Part I: “I quit doing the figure. I’m only doing abstract art.”
Male artists wonder whether they can work with the female form, while the world questions what their intentions were in the first place. By Michael Slenske
The western art canon is in no small part a parade of famous female nudes, from Praxiteles’s Aphrodite of Knidos from the fourth century B.C. to Manet’s 19th-century prostitutes (notably the recumbent, unamused Olympia) to John Currin’s Playboy-meets-Fragonard women — and almost all of them have been made by white male artists. Of course, as art historian Linda Nochlin famously observed, it was difficult for women to paint nudes when historically they weren’t even allowed to attend figure-drawing classes because of the naked people necessarily present.

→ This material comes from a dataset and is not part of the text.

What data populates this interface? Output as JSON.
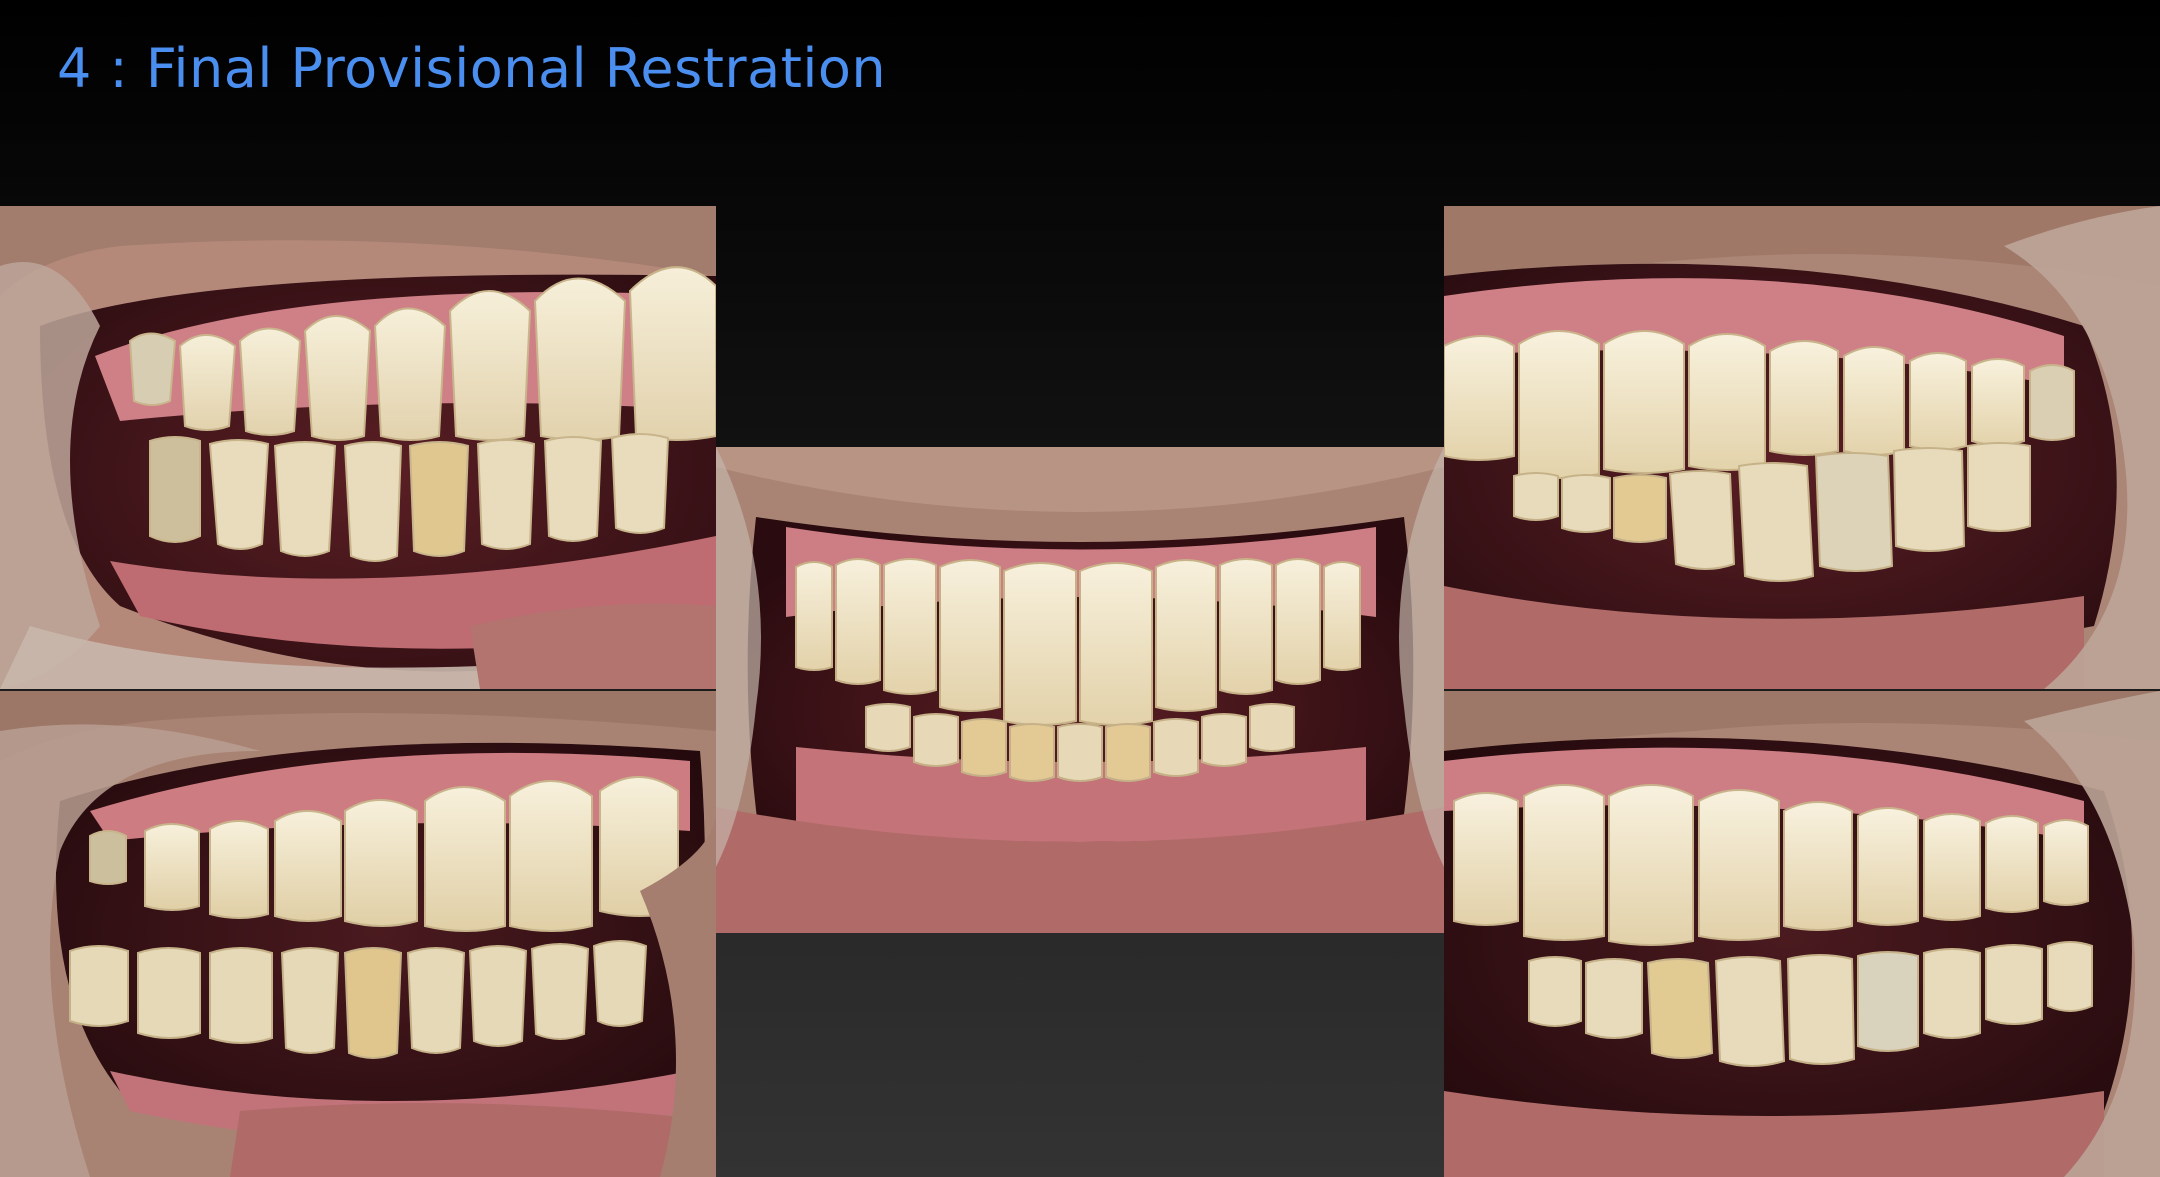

While feminist art critics have for decades pointed out the shortcomings of the “male gaze,” the post-#MeToo reckoning with the art world’s systemic sexism, its finger-on-the-scale preference for male genius, has given that critique a newly powerful force. And the question of the moment has become: Is it still an artistically justifiable pursuit for a man to paint a naked woman?
To answer this question, I reached out to a number of prominent male artists known for doing just that (as well as for painting nude men). But most of them — including Currin, Carroll Dunham, Jeff Koons, and the young Mexican-American painter Alex Becerra (some of whose nudes are drawn from escort ads) — declined to talk about their work’s relationship to the current social climate. Presumably, they worried about unintentionally saying the wrong thing that would then echo endlessly across social media, damaging their reputations. For emerging artists, there is the fear of a possibly career-derailing gestalt fail. “I’ve been in conversations with other [male artists], and they were just like, ‘I quit working with the figure. I’m only doing abstract work, because I don’t want to touch it,’ ” says Marty Schnapf while walking me through his recent solo show “Fissures in the Fold” at Wilding Cran Gallery in Los Angeles. He thinks we could be living through “a new Victorian age” — or at least that’s his explanation for the mixed responses he’s received for his gender-confusing neo-Cubist nudes, which play out sexualized fantasies in hotel rooms and surrealist swimming-pool dreamscapes, and evoke Joan Semmel’s erotic works from the 1970s. “I counted: There’s actually more male nudes in my show,” Schnapf says, though it wasn’t immediately discernible to my eye, which is perhaps the point. One of Schnapf’s female artist friends grilled him about the intent of the work, while a few collectors even gasped when confronted with the infinity loop of breasts, Day-Glo mane, and charcoal-blackened genital geometries of his ghost-lit spider dame, Will-o’-the-wisp.
Read more at The Cut.